Give back the listing underneath, unchanged and complete.

[Start of Attachment]

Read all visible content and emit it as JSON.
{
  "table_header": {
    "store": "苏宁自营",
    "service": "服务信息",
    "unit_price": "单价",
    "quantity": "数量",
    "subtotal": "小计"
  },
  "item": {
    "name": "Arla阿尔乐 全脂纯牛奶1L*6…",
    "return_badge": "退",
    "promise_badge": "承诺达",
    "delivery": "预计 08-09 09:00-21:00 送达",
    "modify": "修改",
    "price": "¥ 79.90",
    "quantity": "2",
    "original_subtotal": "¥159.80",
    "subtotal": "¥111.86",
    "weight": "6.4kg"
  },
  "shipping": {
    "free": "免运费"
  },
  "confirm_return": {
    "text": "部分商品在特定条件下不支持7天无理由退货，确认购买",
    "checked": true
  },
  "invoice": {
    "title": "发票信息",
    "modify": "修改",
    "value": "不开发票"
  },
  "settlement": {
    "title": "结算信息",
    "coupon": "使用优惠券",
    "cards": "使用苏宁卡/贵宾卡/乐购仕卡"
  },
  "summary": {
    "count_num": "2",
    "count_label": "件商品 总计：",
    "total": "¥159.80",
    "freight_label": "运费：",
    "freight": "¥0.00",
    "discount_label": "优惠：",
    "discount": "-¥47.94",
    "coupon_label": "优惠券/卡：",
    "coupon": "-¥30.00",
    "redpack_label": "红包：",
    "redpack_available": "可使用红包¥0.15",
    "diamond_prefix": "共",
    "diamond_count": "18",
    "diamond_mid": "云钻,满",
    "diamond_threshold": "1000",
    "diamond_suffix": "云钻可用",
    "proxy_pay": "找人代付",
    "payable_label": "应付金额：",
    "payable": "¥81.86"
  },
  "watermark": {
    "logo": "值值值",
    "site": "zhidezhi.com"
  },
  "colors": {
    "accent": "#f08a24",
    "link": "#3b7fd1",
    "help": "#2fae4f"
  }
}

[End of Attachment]

▶ **RESPONSE BOX**:
Read all visible content and emit it as JSON.
{
  "table_header": {
    "store": "苏宁自营",
    "service": "服务信息",
    "unit_price": "单价",
    "quantity": "数量",
    "subtotal": "小计"
  },
  "item": {
    "name": "Arla阿尔乐 全脂纯牛奶1L*6…",
    "return_badge": "退",
    "promise_badge": "承诺达",
    "delivery": "预计 08-09 09:00-21:00 送达",
    "modify": "修改",
    "price": "¥ 79.90",
    "quantity": "2",
    "original_subtotal": "¥159.80",
    "subtotal": "¥111.86",
    "weight": "6.4kg"
  },
  "shipping": {
    "free": "免运费"
  },
  "confirm_return": {
    "text": "部分商品在特定条件下不支持7天无理由退货，确认购买",
    "checked": true
  },
  "invoice": {
    "title": "发票信息",
    "modify": "修改",
    "value": "不开发票"
  },
  "settlement": {
    "title": "结算信息",
    "coupon": "使用优惠券",
    "cards": "使用苏宁卡/贵宾卡/乐购仕卡"
  },
  "summary": {
    "count_num": "2",
    "count_label": "件商品 总计：",
    "total": "¥159.80",
    "freight_label": "运费：",
    "freight": "¥0.00",
    "discount_label": "优惠：",
    "discount": "-¥47.94",
    "coupon_label": "优惠券/卡：",
    "coupon": "-¥30.00",
    "redpack_label": "红包：",
    "redpack_available": "可使用红包¥0.15",
    "diamond_prefix": "共",
    "diamond_count": "18",
    "diamond_mid": "云钻,满",
    "diamond_threshold": "1000",
    "diamond_suffix": "云钻可用",
    "proxy_pay": "找人代付",
    "payable_label": "应付金额：",
    "payable": "¥81.86"
  },
  "watermark": {
    "logo": "值值值",
    "site": "zhidezhi.com"
  },
  "colors": {
    "accent": "#f08a24",
    "link": "#3b7fd1",
    "help": "#2fae4f"
  }
}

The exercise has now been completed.